The Triple Threat of Research, Education, and Clinical Work
Alexander knew he wanted to work in an environment where he could treat patients, educate future colleagues, and continue to learn and grow through research. He was drawn to the University of Utah because it was the best opportunity for him to pursue a career where he could have this triple threat approach. In addition to the institutional support he receives in his professional pursuits, Alexander was drawn to Utah for the quality of life. He is also a snowboarder and cyclist. He enjoys hiking and camping with his wife and three children.
By performing lifesaving procedures such as the mechanical thrombectomy he used to treat Whitney, Alexander is making it possible for others in the area to continue enjoying this same quality of life. When patients have been sent to multiple specialists before receiving a diagnosis, and Alexander is able to definitively treat them, he feels that his career in neurointerventional radiology is incredibly rewarding.
A month after her stroke, Whitney returned to the hospital to have her heart defect treated. While in the waiting room, Whitney happened to see Alexander, who had just finished meeting with another patient. He immediately recognized her and asked how she was doing and why she was back in the hospital. “I’m here to get the hole in my heart repaired,” she said. Whitney had already had an excellent experience with Alexander, but this short encounter confirmed her feelings that he was a caring doctor.
“I’m sure he sees hundreds of patients,” Whitney says. “But he recognized me and wanted to know how I was doing. That makes me feel like, for him, patients are more than just names on paper. They are people with lives that he can make better.”

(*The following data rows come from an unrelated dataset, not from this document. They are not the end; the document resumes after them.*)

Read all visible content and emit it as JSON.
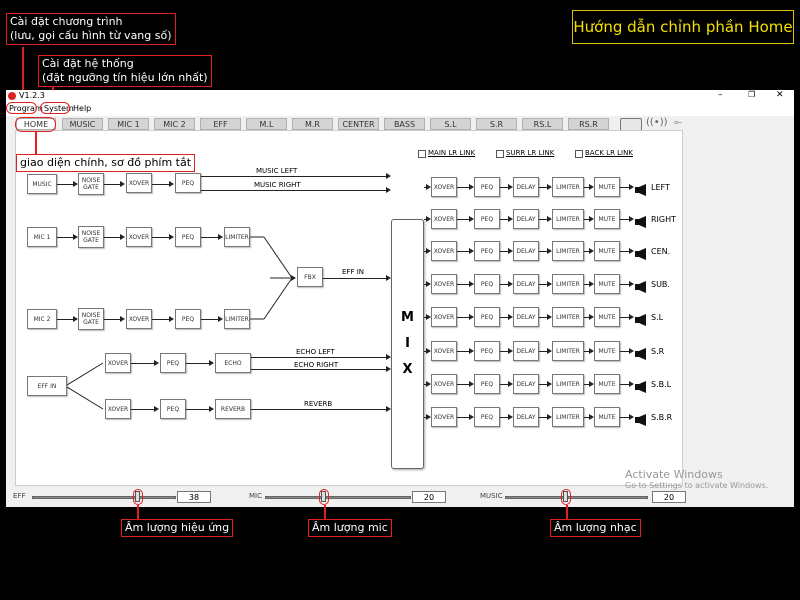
{
  "guide_title": "Hướng dẫn chỉnh phần Home",
  "annotations": {
    "program": [
      "Cài đặt chương trình",
      "(lưu, gọi cấu hình từ vang số)"
    ],
    "system": [
      "Cài đặt hệ thống",
      "(đặt ngưỡng tín hiệu lớn nhất)"
    ],
    "home": "giao diện chính, sơ đồ phím tắt",
    "eff_volume": "Âm lượng hiệu ứng",
    "mic_volume": "Âm lượng mic",
    "music_volume": "Âm lượng nhạc"
  },
  "window": {
    "version": "V1.2.3",
    "controls": [
      "–",
      "❐",
      "✕"
    ]
  },
  "menu": {
    "program": "Program",
    "system": "System",
    "help": "Help"
  },
  "tabs": [
    "HOME",
    "MUSIC",
    "MIC 1",
    "MIC 2",
    "EFF",
    "M.L",
    "M.R",
    "CENTER",
    "BASS",
    "S.L",
    "S.R",
    "RS.L",
    "RS.R"
  ],
  "links": {
    "main": "MAIN LR LINK",
    "surr": "SURR LR LINK",
    "back": "BACK LR LINK"
  },
  "inputs": {
    "music": {
      "source": "MUSIC",
      "chain": [
        "NOISE GATE",
        "XOVER",
        "PEQ"
      ],
      "out1": "MUSIC LEFT",
      "out2": "MUSIC RIGHT"
    },
    "mic1": {
      "source": "MIC 1",
      "chain": [
        "NOISE GATE",
        "XOVER",
        "PEQ",
        "LIMITER"
      ]
    },
    "mic2": {
      "source": "MIC 2",
      "chain": [
        "NOISE GATE",
        "XOVER",
        "PEQ",
        "LIMITER"
      ]
    },
    "fbx": "FBX",
    "eff_in_label": "EFF IN",
    "eff": {
      "source": "EFF IN",
      "chain1": [
        "XOVER",
        "PEQ",
        "ECHO"
      ],
      "chain2": [
        "XOVER",
        "PEQ",
        "REVERB"
      ],
      "out1": "ECHO LEFT",
      "out2": "ECHO RIGHT",
      "out3": "REVERB"
    }
  },
  "mix": [
    "M",
    "I",
    "X"
  ],
  "output_chain": [
    "XOVER",
    "PEQ",
    "DELAY",
    "LIMITER",
    "MUTE"
  ],
  "outputs": [
    "LEFT",
    "RIGHT",
    "CEN.",
    "SUB.",
    "S.L",
    "S.R",
    "S.B.L",
    "S.B.R"
  ],
  "sliders": {
    "eff": {
      "label": "EFF",
      "value": "38"
    },
    "mic": {
      "label": "MIC",
      "value": "20"
    },
    "music": {
      "label": "MUSIC",
      "value": "20"
    }
  },
  "watermark": [
    "Activate Windows",
    "Go to Settings to activate Windows."
  ],
  "colors": {
    "annotation": "#e02020",
    "guide_title": "#f4e000",
    "background": "#000000"
  }
}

Puzzling Together New Gifts
In the year since her stroke, Whitney feels that her life has gone mostly back to normal. She is able to pack lunches, get her children ready for school, and do all of the other daily activities that bring her joy and fulfillment. She does not suffer any long-term physical effects. Still, Whitney acknowledges that there is a learning curve in adjusting to life after her stroke. She finds that problem-solving and interpersonal relationships are more difficult, but she works at growing and recovering each day.
Tim says that she is more transparent in the way she presents herself and her feelings. When talking about her children, the love is audible in her words. When reflecting on the uncertainty of her condition just after the stroke, the emotion comes through in Whitney’s voice.

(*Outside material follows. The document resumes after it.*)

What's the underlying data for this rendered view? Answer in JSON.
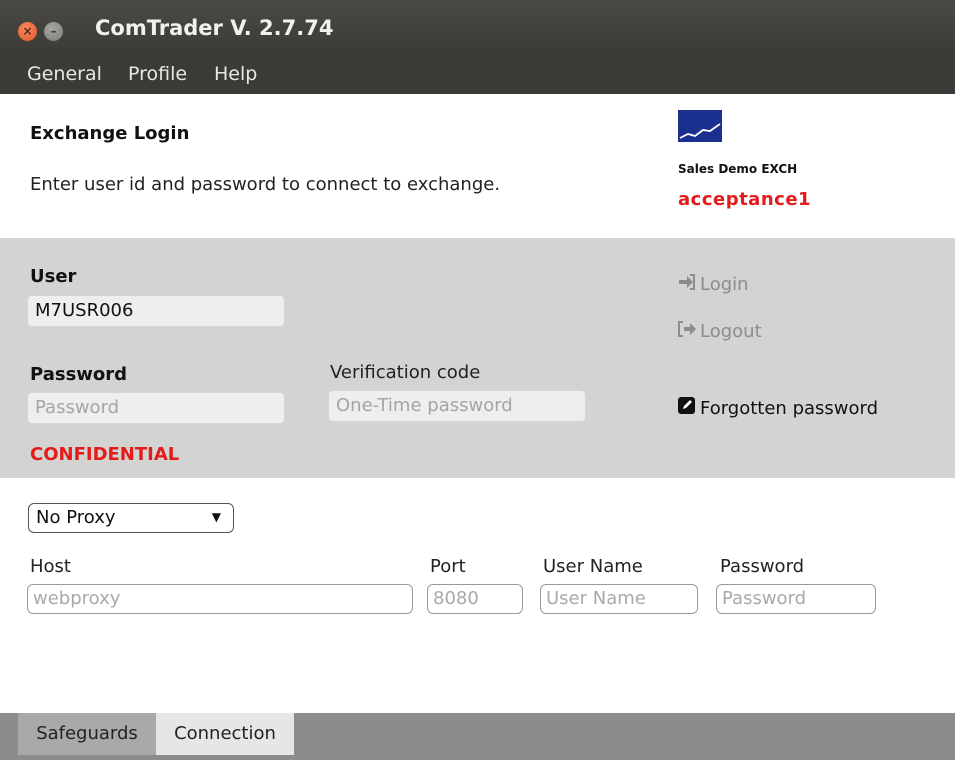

“You can hear what she’s feeling in her words,” Tim says. “She might be self-conscious about it, thinking she seems socially awkward, but I think it comes across as very genuine and heartfelt.”
She is learning to approach challenges in new ways. Not long after the stroke, one of Whitney’s children received a train set for Christmas. She tried to help him put it together, but at first could not make sense of the instructions. A short while later, she returned to that train set with her son and, by approaching the instructions step-by-step, had the entire railroad put together in under 20 minutes. “I struggled with it,” Whitney says, “but when I came back to it after a while, it made sense. I could see how my brain was healing.”

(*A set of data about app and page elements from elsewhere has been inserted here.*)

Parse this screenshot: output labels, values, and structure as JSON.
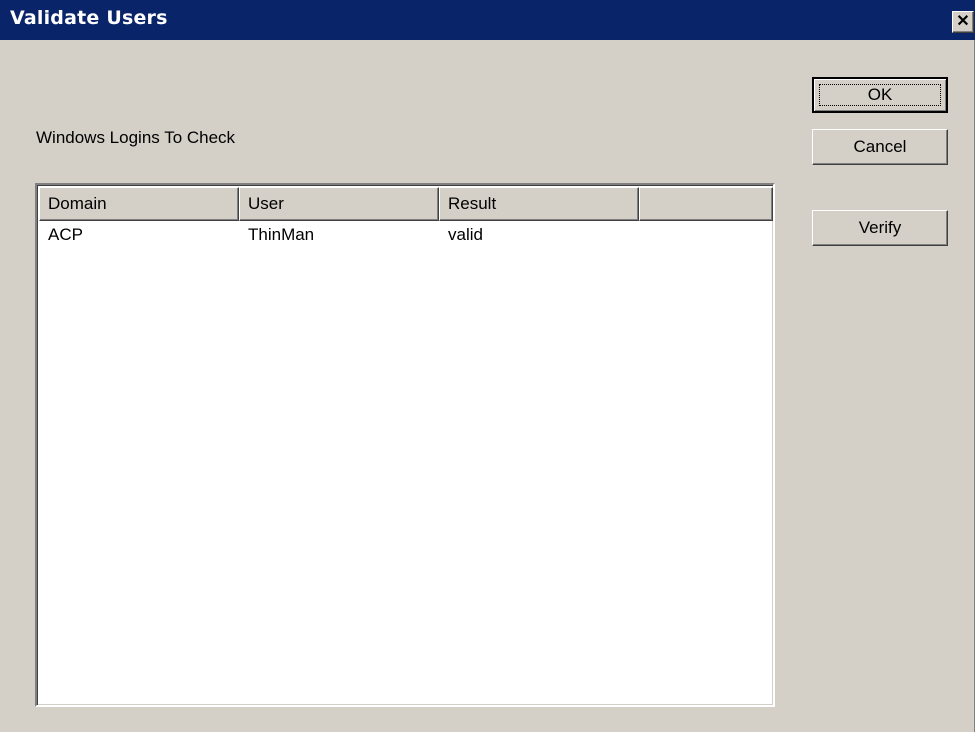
{
  "window": {
    "title": "Validate Users",
    "close_glyph": "✕"
  },
  "label": "Windows Logins To Check",
  "list": {
    "columns": [
      "Domain",
      "User",
      "Result",
      ""
    ],
    "rows": [
      {
        "domain": "ACP",
        "user": "ThinMan",
        "result": "valid"
      }
    ]
  },
  "buttons": {
    "ok": "OK",
    "cancel": "Cancel",
    "verify": "Verify"
  },
  "colors": {
    "titlebar": "#0a246a",
    "dialog_bg": "#d4d0c8"
  }
}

As much as life might be different for the Meyers family, they are glad to still have their wife and mother, a loving caretaker. They have learned much about resilience, Tim says, and Whitney has taught them all to grow and embrace change. “The biggest lessons we’ve learned from this are about being okay with a new version of yourself,” he says. “A different beautiful.”
William MorrisWilliam Morris is a freelance writer employed by the Department of Radiology and Imaging Sciences.